This piece has been my attempt to discover what happens behind anecdotal, impressionistic events at a popular recreational area.  And at a would-be popular wildlife corridor.  Was the water lower in the summer of 2012 than in previous times?  There’s no doubt of that, in my mind.  It seems to be back “up” now.  Were the stories true of beaver being trapped, and of the incidental otter?  Most definitely … and the otter, allegedly, but quite likely.  (I’m told that otter have been known to prey on beaver—presumably the smaller ones—so if there are remaining beaver in these ponds, I’d guess they are pleased.)  We just never see this side of the College pond area; for obvious reasons it’s not broadcast.  I wanted to find out.

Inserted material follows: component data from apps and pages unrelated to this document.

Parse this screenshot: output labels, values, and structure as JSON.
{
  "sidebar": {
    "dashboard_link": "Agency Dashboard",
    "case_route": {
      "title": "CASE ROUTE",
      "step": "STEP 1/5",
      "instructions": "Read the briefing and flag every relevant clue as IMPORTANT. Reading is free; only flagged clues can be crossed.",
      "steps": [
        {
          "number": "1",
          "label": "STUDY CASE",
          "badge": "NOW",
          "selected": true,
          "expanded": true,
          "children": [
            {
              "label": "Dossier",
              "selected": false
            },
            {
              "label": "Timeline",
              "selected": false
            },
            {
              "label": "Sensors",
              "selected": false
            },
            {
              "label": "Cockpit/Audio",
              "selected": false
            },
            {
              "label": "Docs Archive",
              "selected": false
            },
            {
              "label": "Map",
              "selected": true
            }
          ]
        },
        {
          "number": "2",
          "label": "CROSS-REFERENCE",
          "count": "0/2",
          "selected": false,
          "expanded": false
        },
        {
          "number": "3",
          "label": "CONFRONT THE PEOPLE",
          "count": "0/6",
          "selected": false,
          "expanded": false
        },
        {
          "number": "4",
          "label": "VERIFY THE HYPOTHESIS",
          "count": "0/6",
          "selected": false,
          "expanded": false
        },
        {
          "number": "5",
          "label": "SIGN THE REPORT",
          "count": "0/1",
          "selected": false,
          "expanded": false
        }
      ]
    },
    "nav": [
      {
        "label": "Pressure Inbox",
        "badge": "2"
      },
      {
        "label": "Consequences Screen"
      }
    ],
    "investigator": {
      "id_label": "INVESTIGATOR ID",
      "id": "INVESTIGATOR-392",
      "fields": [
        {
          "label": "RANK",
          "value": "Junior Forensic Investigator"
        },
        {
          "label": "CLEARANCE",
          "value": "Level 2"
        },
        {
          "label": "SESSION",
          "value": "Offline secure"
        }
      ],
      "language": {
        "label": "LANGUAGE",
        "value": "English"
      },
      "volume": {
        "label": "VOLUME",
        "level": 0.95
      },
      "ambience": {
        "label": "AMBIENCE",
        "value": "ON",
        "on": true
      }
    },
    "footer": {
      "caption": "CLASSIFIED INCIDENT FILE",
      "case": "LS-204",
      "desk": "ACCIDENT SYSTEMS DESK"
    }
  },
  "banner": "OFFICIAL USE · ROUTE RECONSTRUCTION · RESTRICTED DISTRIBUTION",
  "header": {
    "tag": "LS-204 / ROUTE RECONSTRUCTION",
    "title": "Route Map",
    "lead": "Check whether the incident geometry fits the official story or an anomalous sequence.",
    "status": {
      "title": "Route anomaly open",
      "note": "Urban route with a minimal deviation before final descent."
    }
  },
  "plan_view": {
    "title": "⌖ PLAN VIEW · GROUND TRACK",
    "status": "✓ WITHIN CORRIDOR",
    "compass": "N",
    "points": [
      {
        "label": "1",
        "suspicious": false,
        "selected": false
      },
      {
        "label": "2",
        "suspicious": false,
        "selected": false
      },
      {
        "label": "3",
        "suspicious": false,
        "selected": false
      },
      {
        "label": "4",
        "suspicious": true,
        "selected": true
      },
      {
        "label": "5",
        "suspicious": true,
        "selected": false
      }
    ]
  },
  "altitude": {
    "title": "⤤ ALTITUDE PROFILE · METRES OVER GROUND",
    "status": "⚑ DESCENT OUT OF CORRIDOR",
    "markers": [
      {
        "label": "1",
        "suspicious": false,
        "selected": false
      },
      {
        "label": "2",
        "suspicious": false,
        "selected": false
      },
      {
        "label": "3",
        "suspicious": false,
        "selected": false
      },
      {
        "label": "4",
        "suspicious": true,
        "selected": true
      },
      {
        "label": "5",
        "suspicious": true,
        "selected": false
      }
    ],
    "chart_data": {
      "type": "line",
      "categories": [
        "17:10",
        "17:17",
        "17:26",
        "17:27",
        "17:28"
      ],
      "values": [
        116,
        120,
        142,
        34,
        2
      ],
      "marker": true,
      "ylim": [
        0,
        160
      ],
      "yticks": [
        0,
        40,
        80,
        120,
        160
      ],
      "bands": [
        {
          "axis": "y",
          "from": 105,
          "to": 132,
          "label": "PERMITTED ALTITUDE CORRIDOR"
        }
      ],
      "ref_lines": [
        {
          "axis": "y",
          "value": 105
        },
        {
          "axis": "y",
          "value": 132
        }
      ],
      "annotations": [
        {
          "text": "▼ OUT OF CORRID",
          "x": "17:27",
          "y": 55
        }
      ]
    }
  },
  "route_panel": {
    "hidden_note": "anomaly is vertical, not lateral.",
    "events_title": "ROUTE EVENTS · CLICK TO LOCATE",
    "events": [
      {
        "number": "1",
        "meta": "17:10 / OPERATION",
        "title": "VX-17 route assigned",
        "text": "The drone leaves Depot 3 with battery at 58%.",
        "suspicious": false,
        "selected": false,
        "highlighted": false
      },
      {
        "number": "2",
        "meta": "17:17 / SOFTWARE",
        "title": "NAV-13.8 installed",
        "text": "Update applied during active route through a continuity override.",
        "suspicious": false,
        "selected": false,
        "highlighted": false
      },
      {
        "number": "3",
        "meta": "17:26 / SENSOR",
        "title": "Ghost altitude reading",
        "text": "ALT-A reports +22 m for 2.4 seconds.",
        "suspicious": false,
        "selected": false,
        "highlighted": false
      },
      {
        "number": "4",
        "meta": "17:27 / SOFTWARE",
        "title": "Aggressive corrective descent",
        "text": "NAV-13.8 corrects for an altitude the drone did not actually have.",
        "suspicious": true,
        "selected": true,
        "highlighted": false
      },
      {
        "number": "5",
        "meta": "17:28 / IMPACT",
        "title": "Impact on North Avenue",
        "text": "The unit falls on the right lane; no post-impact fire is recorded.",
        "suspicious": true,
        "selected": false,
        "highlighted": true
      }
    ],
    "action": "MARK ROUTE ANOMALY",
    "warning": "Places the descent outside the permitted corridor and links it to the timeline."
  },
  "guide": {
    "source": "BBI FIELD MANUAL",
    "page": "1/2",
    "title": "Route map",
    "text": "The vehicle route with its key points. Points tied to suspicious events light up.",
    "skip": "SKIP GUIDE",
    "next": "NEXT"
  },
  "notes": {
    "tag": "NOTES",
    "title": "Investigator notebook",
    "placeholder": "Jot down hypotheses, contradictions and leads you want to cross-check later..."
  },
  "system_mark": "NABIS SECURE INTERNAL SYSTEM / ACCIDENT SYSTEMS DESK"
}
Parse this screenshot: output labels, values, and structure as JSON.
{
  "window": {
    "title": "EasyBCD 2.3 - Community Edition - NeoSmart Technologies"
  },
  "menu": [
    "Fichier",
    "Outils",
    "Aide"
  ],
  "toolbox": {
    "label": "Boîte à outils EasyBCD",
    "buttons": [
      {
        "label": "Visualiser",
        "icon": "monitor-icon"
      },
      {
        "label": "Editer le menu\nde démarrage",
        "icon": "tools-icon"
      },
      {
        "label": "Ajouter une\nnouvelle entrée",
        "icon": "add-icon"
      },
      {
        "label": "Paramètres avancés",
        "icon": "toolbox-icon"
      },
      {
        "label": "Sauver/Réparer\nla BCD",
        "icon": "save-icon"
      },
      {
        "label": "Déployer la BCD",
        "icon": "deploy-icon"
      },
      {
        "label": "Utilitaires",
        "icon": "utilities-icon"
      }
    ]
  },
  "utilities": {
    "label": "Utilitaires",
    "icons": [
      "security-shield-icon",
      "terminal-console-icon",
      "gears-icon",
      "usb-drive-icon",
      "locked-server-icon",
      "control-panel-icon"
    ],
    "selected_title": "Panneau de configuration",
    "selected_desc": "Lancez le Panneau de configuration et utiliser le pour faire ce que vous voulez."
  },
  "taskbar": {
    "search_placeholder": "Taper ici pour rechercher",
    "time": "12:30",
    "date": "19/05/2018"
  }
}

A homemade bridge near College pond that could have been designed by Jim Robb | Photo: Murray Munn
A homemade bridge near College pond that could have been designed by Jim Robb | Photo: Murray Munn

Are “experts” helping to advise when water should be held back, and when not?  Is YECL required to seek advice, or to heed it?  Was the water held back by YECL this summer?  I think also that we forfeit a lot of power to scientists, or rather that even science is very much subject to the inclinations and interests of its purveyors and their bosses as any other area of study.  (It was I, not the scientists I then worked amid, who wondered aloud, on hearing the explosions that were making a pathway that was to become the Hamilton Boulevard extension, if then-hibernating ground squirrels would wake up concussed come spring.)  Non-experts have knowledge as well, and may have more experience in an area than the scientists and technicians in charge, if only anecdotal.  Scientists are as apt to ride ATVs through the mossy woods as the uneducated, in my experience, to hunt with machine assistance as those who never went past Grade 6, or to not see environmental decay that their employers don’t pay them to see.  Perhaps we need to reap the knowledge of other interested parties—the walkers and the amateur birders, etc.—before taking decisions.  And maybe agreements made with community involvement need to be adhered to.

People are upset about the loss of wildlife and woods in the City.  Things happen and, after a few months of no beaver sign, people sense or see the evidence of events they had no control over or input into.  They feel offended they were not informed or consulted.  True, it’d be an onerous process if every decision involved canvassing all interested parties … On the other hand, a citizen-journalist will bring it to the public’s attention, as I am doing with this admittedly ponderous article.

As for the yowling, shrieking night sounds that one caller told me of hearing somewhere around 1989 in the area of the upper pond?  It may have been a battle of the beaver, as they surmised, but romance—sex—seems the likelier basis.

My thanks to all those who phoned or e-mailed, and especially to those who answered my numerous and confused questions.  Any holes in this dam, any breaches in journalistic procedure, are the fault of the writer.  (But there are so many little sticks…!)

(The End)